* GOAL OF THE EXERCISE
Using the data that follows, say how many lines contain the word "icon", giving the number by itself.

* MATERIAL FOR THIS TASK

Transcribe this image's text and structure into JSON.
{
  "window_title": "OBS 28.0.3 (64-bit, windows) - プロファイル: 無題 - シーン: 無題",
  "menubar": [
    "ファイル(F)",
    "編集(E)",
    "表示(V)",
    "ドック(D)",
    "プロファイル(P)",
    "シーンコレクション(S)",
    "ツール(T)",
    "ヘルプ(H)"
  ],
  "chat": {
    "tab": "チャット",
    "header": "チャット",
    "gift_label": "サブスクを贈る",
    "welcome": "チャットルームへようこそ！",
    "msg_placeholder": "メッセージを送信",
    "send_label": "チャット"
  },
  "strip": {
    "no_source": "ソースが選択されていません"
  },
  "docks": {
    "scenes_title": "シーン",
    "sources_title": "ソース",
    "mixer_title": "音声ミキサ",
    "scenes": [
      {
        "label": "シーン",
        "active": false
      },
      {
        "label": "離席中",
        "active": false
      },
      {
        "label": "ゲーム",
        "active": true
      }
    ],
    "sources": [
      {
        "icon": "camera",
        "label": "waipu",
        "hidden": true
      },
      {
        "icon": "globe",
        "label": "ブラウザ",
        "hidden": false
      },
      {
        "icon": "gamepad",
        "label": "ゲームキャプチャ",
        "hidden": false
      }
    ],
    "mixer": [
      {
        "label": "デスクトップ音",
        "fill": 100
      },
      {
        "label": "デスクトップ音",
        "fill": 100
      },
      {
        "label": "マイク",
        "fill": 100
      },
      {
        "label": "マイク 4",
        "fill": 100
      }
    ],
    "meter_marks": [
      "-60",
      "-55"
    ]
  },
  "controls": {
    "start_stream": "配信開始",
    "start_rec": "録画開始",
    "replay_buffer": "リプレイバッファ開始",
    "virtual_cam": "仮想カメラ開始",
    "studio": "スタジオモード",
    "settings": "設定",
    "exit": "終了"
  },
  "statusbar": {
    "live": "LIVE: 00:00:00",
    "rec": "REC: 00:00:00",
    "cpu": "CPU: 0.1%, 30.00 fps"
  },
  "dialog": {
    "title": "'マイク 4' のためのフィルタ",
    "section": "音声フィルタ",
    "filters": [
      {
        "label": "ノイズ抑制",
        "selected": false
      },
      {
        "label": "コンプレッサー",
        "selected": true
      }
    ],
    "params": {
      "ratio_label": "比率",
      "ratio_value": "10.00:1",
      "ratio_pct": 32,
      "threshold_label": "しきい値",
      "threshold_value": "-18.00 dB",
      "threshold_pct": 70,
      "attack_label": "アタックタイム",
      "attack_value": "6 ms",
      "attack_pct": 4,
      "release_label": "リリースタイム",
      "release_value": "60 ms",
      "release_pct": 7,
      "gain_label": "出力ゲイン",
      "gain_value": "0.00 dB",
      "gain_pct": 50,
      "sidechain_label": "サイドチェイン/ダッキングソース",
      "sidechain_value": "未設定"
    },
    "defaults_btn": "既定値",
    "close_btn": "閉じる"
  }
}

* SOLUTION FOR THIS TASK
3